Extracted records:
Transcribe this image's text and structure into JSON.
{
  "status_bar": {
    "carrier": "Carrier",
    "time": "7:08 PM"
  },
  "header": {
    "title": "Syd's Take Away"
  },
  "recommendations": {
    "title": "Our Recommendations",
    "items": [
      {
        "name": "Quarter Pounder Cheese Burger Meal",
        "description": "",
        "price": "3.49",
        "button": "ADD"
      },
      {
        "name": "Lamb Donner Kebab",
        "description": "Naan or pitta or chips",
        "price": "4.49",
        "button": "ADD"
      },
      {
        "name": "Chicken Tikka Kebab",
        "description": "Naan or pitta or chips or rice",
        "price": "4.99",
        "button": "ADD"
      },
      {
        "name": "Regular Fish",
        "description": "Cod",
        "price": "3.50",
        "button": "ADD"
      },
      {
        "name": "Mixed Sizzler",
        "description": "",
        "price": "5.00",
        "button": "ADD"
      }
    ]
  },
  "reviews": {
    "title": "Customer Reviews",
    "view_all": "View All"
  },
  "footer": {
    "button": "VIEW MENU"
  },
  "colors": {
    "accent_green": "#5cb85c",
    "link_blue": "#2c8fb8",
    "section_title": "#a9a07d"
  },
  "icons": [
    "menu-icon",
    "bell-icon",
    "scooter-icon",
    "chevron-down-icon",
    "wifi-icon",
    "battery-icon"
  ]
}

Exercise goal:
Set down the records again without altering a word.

Reply:
Transcribe this image's text and structure into JSON.
{
  "status_bar": {
    "carrier": "Carrier",
    "time": "7:08 PM"
  },
  "header": {
    "title": "Syd's Take Away"
  },
  "recommendations": {
    "title": "Our Recommendations",
    "items": [
      {
        "name": "Quarter Pounder Cheese Burger Meal",
        "description": "",
        "price": "3.49",
        "button": "ADD"
      },
      {
        "name": "Lamb Donner Kebab",
        "description": "Naan or pitta or chips",
        "price": "4.49",
        "button": "ADD"
      },
      {
        "name": "Chicken Tikka Kebab",
        "description": "Naan or pitta or chips or rice",
        "price": "4.99",
        "button": "ADD"
      },
      {
        "name": "Regular Fish",
        "description": "Cod",
        "price": "3.50",
        "button": "ADD"
      },
      {
        "name": "Mixed Sizzler",
        "description": "",
        "price": "5.00",
        "button": "ADD"
      }
    ]
  },
  "reviews": {
    "title": "Customer Reviews",
    "view_all": "View All"
  },
  "footer": {
    "button": "VIEW MENU"
  },
  "colors": {
    "accent_green": "#5cb85c",
    "link_blue": "#2c8fb8",
    "section_title": "#a9a07d"
  },
  "icons": [
    "menu-icon",
    "bell-icon",
    "scooter-icon",
    "chevron-down-icon",
    "wifi-icon",
    "battery-icon"
  ]
}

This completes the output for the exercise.